___ Material for this exercise ___

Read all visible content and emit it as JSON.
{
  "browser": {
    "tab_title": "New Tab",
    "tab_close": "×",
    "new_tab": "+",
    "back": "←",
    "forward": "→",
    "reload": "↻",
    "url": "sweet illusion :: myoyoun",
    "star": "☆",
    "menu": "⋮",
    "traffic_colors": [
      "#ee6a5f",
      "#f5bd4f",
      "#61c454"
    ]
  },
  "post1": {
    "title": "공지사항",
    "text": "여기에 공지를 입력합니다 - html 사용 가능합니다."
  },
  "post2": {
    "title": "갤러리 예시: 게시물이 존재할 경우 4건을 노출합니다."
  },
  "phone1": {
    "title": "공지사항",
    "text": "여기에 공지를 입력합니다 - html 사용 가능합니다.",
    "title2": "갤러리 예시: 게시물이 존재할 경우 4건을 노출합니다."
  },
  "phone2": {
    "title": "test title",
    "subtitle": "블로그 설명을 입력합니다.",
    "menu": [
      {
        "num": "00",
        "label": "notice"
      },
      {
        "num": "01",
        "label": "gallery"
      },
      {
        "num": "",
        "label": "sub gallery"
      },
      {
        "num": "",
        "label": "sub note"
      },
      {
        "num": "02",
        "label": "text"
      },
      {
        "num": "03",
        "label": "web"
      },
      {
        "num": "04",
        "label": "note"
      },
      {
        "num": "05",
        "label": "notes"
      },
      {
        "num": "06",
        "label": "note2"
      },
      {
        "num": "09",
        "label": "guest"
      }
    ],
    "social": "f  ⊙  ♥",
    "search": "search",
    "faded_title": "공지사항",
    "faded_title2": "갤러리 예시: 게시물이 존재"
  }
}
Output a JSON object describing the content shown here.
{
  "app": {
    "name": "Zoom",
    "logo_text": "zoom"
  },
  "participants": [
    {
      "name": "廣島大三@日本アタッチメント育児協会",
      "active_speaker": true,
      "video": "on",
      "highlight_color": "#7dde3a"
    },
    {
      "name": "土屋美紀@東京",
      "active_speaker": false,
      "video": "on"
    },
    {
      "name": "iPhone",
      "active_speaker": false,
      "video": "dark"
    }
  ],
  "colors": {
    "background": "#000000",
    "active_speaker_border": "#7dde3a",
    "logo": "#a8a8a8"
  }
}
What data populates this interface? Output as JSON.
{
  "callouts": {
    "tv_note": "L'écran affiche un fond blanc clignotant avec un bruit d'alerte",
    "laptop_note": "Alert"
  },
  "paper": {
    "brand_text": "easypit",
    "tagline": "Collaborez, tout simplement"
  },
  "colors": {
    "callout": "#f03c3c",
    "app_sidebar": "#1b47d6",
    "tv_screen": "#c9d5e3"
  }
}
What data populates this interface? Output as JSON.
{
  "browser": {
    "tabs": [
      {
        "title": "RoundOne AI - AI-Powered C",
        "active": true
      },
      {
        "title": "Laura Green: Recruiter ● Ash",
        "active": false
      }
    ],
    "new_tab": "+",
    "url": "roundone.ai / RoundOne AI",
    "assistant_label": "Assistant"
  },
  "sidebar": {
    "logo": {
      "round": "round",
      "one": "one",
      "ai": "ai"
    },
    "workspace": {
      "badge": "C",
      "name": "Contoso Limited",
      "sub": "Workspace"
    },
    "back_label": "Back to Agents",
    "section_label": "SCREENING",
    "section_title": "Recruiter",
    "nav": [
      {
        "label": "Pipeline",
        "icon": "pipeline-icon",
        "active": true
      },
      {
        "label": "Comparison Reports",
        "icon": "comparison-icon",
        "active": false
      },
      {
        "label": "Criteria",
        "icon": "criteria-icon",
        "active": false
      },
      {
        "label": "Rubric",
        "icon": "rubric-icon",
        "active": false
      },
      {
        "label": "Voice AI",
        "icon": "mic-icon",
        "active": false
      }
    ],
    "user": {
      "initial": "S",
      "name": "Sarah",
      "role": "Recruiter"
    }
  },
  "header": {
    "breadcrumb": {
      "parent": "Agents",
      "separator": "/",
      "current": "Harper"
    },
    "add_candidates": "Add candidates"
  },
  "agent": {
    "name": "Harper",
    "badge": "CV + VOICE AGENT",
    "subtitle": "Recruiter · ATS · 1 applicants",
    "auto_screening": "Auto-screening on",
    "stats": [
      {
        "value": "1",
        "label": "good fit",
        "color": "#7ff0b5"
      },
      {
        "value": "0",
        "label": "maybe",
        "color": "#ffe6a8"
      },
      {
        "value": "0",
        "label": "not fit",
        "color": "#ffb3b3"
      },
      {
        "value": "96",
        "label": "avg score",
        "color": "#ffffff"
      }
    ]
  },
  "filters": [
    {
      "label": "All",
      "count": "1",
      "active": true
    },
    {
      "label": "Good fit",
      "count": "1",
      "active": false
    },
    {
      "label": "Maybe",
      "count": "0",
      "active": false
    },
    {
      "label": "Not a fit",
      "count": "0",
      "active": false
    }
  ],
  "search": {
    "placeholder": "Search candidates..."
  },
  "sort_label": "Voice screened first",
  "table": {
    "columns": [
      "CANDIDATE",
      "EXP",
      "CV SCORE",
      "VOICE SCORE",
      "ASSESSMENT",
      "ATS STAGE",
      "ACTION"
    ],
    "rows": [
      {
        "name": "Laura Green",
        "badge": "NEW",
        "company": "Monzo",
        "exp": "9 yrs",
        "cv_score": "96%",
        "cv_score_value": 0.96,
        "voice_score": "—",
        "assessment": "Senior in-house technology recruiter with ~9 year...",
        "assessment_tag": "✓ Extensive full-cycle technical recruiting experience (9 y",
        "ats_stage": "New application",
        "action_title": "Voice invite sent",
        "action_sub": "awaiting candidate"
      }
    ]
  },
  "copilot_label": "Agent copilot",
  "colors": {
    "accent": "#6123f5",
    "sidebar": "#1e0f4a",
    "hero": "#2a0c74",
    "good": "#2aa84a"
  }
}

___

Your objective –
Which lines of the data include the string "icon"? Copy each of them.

Answer –
        "icon": "pipeline-icon",
        "icon": "comparison-icon",
        "icon": "criteria-icon",
        "icon": "rubric-icon",
        "icon": "mic-icon",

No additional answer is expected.